→ Data for processing

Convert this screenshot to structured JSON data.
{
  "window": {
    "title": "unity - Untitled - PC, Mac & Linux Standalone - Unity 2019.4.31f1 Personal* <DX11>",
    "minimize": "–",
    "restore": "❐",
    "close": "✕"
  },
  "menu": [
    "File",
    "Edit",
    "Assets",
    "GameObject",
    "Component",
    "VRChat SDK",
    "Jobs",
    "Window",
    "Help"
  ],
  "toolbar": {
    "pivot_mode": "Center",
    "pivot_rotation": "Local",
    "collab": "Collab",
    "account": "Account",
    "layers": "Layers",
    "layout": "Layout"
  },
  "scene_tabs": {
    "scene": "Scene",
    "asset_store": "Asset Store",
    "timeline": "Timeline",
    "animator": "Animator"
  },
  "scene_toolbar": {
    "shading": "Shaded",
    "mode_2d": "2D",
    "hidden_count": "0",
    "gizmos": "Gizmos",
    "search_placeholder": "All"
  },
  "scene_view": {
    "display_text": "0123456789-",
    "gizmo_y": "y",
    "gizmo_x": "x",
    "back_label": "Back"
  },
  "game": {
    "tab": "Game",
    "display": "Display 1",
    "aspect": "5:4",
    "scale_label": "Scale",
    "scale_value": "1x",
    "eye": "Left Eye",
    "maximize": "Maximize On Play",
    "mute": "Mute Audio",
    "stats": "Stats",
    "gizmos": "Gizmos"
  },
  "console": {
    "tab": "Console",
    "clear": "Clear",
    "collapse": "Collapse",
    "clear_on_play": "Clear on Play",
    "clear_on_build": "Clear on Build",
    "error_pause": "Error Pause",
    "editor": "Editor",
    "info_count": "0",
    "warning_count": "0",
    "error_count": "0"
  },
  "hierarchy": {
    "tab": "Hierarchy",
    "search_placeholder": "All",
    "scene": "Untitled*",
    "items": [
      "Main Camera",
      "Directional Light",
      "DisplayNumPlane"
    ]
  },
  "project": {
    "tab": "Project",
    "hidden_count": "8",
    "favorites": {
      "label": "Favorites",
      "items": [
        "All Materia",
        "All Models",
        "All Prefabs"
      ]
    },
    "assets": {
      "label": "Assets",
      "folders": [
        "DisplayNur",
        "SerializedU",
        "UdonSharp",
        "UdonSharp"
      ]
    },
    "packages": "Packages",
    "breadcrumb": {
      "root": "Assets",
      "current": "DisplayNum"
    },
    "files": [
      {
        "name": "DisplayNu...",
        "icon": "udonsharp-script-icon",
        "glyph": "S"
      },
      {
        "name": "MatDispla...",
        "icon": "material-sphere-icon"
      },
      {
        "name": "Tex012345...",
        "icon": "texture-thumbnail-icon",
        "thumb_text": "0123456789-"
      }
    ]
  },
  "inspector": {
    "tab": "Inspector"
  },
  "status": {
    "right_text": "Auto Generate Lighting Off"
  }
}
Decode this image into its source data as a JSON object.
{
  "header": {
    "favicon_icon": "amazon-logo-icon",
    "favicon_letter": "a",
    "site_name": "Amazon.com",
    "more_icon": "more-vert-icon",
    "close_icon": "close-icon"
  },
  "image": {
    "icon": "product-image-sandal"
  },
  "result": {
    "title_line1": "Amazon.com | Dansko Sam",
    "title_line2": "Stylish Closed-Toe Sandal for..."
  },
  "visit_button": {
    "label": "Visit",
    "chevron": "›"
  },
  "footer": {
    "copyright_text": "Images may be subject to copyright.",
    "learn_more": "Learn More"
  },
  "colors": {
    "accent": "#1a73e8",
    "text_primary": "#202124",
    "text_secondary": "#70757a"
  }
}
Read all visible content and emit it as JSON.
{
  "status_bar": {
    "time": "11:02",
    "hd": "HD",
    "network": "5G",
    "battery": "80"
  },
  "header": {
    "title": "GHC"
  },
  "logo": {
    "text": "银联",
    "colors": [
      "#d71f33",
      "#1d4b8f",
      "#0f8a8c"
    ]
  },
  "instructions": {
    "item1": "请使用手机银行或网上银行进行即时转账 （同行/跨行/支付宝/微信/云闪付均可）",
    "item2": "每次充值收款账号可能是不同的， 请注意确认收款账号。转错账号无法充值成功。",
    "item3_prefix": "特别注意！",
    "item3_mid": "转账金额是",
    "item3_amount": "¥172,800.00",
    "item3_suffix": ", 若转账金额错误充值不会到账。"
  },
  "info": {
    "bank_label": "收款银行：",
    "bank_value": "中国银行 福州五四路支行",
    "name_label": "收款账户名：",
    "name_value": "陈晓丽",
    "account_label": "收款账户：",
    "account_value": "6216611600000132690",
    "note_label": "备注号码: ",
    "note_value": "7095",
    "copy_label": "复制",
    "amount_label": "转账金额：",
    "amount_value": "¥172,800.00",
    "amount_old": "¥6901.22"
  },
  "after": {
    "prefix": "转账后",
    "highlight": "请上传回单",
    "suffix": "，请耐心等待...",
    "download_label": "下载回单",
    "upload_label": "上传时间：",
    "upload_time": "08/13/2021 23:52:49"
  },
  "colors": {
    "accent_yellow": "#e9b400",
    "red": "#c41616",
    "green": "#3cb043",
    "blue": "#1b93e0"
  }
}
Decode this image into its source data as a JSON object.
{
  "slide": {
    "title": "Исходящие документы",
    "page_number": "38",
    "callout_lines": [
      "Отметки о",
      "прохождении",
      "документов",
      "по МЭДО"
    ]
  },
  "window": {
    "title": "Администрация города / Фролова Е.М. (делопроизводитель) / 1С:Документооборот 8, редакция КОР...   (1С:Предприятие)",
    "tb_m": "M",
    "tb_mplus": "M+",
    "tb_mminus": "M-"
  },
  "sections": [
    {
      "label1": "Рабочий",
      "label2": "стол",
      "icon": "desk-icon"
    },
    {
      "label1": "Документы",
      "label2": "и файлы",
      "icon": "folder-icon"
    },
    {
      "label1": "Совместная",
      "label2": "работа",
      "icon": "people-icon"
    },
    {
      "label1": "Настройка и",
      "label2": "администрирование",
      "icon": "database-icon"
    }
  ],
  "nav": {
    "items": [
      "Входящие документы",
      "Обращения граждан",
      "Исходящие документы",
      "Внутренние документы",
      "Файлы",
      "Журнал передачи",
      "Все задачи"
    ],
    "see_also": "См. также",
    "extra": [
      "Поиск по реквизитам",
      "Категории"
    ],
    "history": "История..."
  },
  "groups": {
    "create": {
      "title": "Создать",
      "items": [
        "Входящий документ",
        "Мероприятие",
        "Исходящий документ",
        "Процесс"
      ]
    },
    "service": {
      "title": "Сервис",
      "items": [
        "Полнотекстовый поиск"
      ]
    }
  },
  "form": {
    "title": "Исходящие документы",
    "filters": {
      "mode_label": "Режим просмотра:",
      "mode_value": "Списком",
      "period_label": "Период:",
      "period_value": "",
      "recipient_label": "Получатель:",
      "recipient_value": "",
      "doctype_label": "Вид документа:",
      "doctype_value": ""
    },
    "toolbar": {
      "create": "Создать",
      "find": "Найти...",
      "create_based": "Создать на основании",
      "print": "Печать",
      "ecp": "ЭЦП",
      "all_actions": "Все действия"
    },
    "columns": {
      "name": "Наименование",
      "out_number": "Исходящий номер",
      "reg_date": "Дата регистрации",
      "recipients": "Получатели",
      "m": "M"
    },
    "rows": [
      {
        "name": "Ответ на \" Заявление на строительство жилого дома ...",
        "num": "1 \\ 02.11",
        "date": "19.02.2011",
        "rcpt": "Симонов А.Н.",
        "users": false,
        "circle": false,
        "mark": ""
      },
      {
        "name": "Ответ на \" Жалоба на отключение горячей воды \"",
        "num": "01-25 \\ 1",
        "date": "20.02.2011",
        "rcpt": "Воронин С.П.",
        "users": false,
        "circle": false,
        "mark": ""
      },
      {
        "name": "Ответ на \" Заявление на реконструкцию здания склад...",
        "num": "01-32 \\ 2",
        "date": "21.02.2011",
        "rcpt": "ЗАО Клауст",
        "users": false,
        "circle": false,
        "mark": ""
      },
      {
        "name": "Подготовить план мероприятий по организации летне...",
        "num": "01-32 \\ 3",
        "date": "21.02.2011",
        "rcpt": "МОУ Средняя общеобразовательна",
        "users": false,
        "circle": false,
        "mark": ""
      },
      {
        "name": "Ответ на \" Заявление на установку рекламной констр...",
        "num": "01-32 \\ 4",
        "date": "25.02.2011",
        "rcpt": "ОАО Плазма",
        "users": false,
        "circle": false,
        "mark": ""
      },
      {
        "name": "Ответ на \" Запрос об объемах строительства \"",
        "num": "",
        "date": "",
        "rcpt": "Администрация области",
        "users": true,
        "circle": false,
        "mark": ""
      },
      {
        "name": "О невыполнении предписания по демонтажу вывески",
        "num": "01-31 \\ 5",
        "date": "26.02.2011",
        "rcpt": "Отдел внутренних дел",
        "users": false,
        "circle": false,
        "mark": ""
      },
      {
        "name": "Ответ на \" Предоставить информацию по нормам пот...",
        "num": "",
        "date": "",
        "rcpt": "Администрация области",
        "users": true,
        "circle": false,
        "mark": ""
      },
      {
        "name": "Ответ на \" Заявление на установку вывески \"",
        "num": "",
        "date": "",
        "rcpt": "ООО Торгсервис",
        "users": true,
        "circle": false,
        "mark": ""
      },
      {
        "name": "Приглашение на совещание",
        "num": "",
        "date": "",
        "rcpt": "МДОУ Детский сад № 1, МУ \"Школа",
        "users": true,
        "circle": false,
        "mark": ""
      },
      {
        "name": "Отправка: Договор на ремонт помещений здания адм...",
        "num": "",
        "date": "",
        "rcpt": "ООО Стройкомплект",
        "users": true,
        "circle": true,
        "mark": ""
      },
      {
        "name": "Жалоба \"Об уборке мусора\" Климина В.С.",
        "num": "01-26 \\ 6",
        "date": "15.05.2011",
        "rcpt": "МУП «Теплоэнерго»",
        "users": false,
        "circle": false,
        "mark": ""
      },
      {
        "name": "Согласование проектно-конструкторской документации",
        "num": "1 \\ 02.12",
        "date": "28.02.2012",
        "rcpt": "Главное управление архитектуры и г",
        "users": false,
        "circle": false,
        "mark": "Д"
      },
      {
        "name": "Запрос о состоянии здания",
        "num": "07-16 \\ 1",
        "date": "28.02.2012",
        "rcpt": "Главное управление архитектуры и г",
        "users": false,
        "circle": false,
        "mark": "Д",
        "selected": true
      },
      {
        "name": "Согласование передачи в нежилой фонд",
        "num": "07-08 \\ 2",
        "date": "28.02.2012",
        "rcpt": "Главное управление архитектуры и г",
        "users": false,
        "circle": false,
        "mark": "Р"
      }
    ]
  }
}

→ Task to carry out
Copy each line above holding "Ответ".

→ Response to this exercise
        "name": "Ответ на \" Заявление на строительство жилого дома ...",
        "name": "Ответ на \" Жалоба на отключение горячей воды \"",
        "name": "Ответ на \" Заявление на реконструкцию здания склад...",
        "name": "Ответ на \" Заявление на установку рекламной констр...",
        "name": "Ответ на \" Запрос об объемах строительства \"",
        "name": "Ответ на \" Предоставить информацию по нормам пот...",
        "name": "Ответ на \" Заявление на установку вывески \"",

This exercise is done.